In addition to that, I’ve also learned the importance of tracking income and expenses, getting help with taxes, finding the right insurance, etc. There are way more of those lessons I still have to learn, I’m sure!
Do I need to slow down to make time for bigger projects?
I’ve been wanting to film yoga videos FOREVER. I’ve also been wanting to create a No Waste eBook with recipes you can make in the same week so you don’t have extra herbs/veggies/meat that you have to throw out. And I’m currently brainstorming a Registry Checklist, Wedding Budget Template, and Wedding Planning Timeline (all downloadable) for my brides to be.
The issue is that blogging is a lot to keep up with as is. Instead of getting upset with myself for not keeping up AND producing something else, I know I need to take a step back. Can I create a less time intensive editorial calendar for a few weeks so I can focus on actually getting one of these things done?! Probably, yes… I just have to do it!
This also brings up quality vs. quantity. What gets you guys excited, and what am I posting in order to keep up with a consistent posting schedule? And which one is more important? It can be hard to let go of the “consistency is key” mentality, but I’m starting to think that stepping back to create more quality vs. quantity is the better choice.
Ask for help!
The best example of this? Everything is always easier when I work with a real photographer ? Sure, I could try to shoot everything myself – utilizing a self timer or Adam when I need to be in the photos. OR I could call Hannah and we could get SO MUCH done in a quick hour. Without any stress. It’s been such a huge game changer for me.
I’ve also gotten some help with SEO, which has been equal parts helpful and informative. And I’m currently working with Emily (who created my workout planner!) on that Registry Checklist I mentioned. I could attempt to make it myself, but there’s no doubt she will make it prettier and more user friendly for all of you. Worth it!
It’s a marathon, not a sprint.

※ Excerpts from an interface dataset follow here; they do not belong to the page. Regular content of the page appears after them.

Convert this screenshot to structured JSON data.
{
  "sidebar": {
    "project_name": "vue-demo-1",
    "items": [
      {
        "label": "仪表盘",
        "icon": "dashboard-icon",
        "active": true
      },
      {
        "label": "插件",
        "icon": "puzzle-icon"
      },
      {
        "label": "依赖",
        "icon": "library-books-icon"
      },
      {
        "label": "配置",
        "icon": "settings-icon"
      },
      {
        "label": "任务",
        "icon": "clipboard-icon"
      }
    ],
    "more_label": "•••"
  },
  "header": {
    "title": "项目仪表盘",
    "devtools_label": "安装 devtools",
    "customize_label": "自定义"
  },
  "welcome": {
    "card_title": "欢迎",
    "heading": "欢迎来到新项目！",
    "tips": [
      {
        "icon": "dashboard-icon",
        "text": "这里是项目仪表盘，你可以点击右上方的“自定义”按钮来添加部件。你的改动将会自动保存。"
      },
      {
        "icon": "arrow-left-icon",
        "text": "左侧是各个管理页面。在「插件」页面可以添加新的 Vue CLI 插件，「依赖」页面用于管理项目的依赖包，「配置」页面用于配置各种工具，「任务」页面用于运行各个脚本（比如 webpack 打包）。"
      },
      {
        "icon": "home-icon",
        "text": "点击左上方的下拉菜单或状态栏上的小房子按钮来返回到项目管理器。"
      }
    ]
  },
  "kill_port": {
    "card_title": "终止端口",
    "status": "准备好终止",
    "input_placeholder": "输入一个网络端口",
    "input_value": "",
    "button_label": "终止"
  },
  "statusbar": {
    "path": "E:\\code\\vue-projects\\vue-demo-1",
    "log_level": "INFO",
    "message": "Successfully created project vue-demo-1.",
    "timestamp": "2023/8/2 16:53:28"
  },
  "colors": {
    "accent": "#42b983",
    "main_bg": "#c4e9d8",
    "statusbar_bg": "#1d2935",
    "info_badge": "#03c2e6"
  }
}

As soon as this became my full time gig, I felt way more pressure to do everything on my to do list as quickly as possible. Constantly pump out new content, get better at photography, increase my pageviews, learn more about SEO, become an LLC, tackle bigger projects, ALL AT THE SAME TIME.
Of course, pushing yourself to be better is a great thing – but I’m in this for the long haul, not 15 minutes of insta-fame. My whole blogging “career” up to this point has been a slow climb. The most important thing right now is that I work hard every day.
Stay in your lane.
We all know this – but comparing yourself to other people isn’t productive. It’s a surefire way to get down about everything from your career to your body to your progress throughout different parts of your life. Even though social media is a huge part of my job, I realized (this week, actually) that I need to take a few steps back. I was using that task of “engaging with people” to scroll myself into a comparison trap. It’s not worth it!
On that same note, it’s been important to remember that one negative comment doesn’t mean I’m doing everything wrong. Some critiques are helpful, and some just aren’t worth fretting over.
Celebrate the wins!
It sounds silly, but it’s important to celebrate when contracts get signed or commissions roll in or a post performs really well. When you’re self employed you have to be the one to push yourself to be better AND your biggest cheerleader at the same time. Both are so important!
And of course, I can’t talk about this year without thanking all of you. YOU are the reason why I get to do this every day. YOU are the reason I could make this choice to invest in this business and share bits of my life with you. I appreciate your support more than I can even put into words. Seriously, thank you thank you thank you ❤️